## What is being asked:
Go through the listing below and show each line that has the word "Developer".

## Records for this task:
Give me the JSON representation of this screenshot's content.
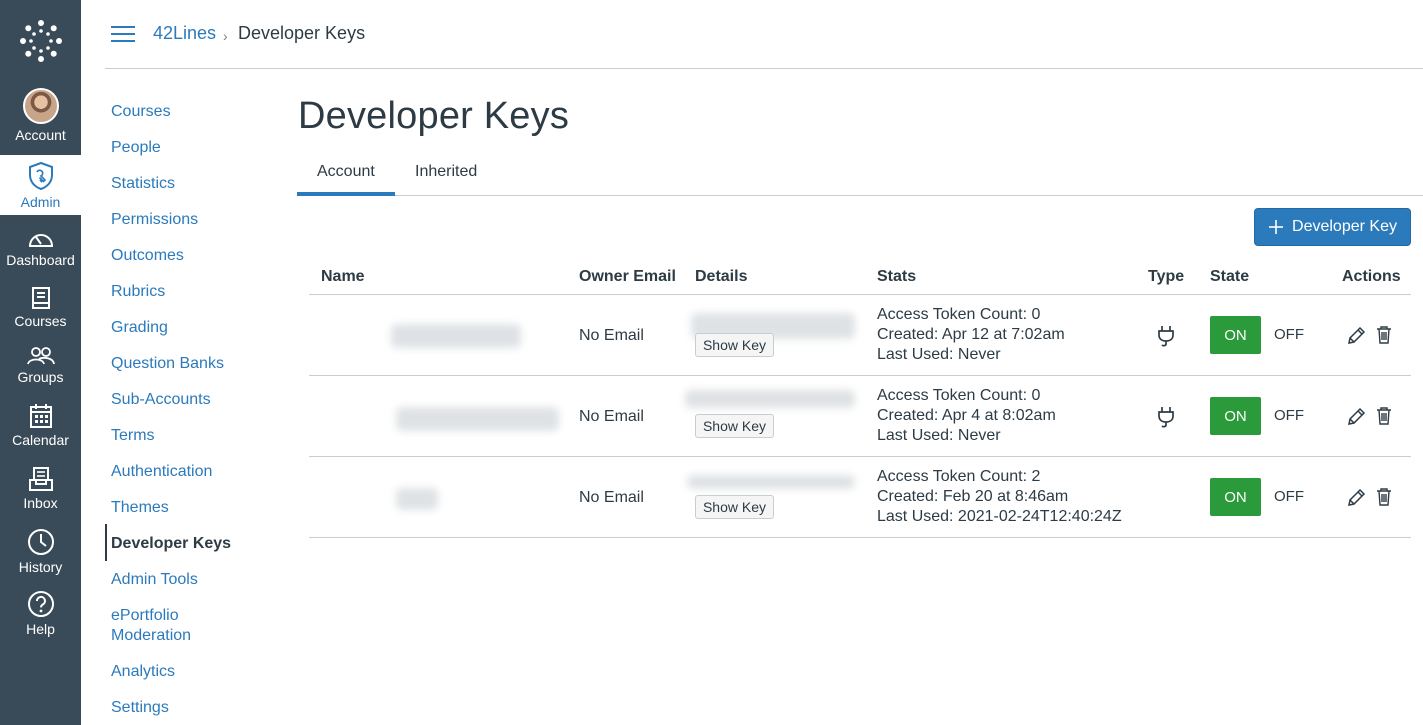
{
  "global_nav": {
    "items": [
      {
        "label": "Account",
        "icon": "avatar"
      },
      {
        "label": "Admin",
        "icon": "admin-shield-icon"
      },
      {
        "label": "Dashboard",
        "icon": "dashboard-icon"
      },
      {
        "label": "Courses",
        "icon": "courses-icon"
      },
      {
        "label": "Groups",
        "icon": "groups-icon"
      },
      {
        "label": "Calendar",
        "icon": "calendar-icon"
      },
      {
        "label": "Inbox",
        "icon": "inbox-icon"
      },
      {
        "label": "History",
        "icon": "history-icon"
      },
      {
        "label": "Help",
        "icon": "help-icon"
      }
    ]
  },
  "header": {
    "breadcrumb_root": "42Lines",
    "breadcrumb_sep": "›",
    "breadcrumb_current": "Developer Keys"
  },
  "left_nav": {
    "items": [
      "Courses",
      "People",
      "Statistics",
      "Permissions",
      "Outcomes",
      "Rubrics",
      "Grading",
      "Question Banks",
      "Sub-Accounts",
      "Terms",
      "Authentication",
      "Themes",
      "Developer Keys",
      "Admin Tools",
      "ePortfolio",
      "Moderation",
      "Analytics",
      "Settings"
    ],
    "active": "Developer Keys"
  },
  "main": {
    "title": "Developer Keys",
    "tabs": [
      "Account",
      "Inherited"
    ],
    "active_tab": "Account",
    "add_button_label": "Developer Key",
    "columns": [
      "Name",
      "Owner Email",
      "Details",
      "Stats",
      "Type",
      "State",
      "Actions"
    ],
    "rows": [
      {
        "owner_email": "No Email",
        "show_key_label": "Show Key",
        "stats": [
          "Access Token Count: 0",
          "Created: Apr 12 at 7:02am",
          "Last Used: Never"
        ],
        "type_icon": "plug-icon",
        "state_on": "ON",
        "state_off": "OFF"
      },
      {
        "owner_email": "No Email",
        "show_key_label": "Show Key",
        "stats": [
          "Access Token Count: 0",
          "Created: Apr 4 at 8:02am",
          "Last Used: Never"
        ],
        "type_icon": "plug-icon",
        "state_on": "ON",
        "state_off": "OFF"
      },
      {
        "owner_email": "No Email",
        "show_key_label": "Show Key",
        "stats": [
          "Access Token Count: 2",
          "Created: Feb 20 at 8:46am",
          "Last Used: 2021-02-24T12:40:24Z"
        ],
        "type_icon": "",
        "state_on": "ON",
        "state_off": "OFF"
      }
    ]
  },
  "colors": {
    "nav_bg": "#394b58",
    "link": "#2b7abc",
    "on_green": "#2b9a3a",
    "text": "#2d3b45"
  }
}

## Solution below:
    "breadcrumb_current": "Developer Keys"
      "Developer Keys",
    "active": "Developer Keys"
    "title": "Developer Keys",
    "add_button_label": "Developer Key",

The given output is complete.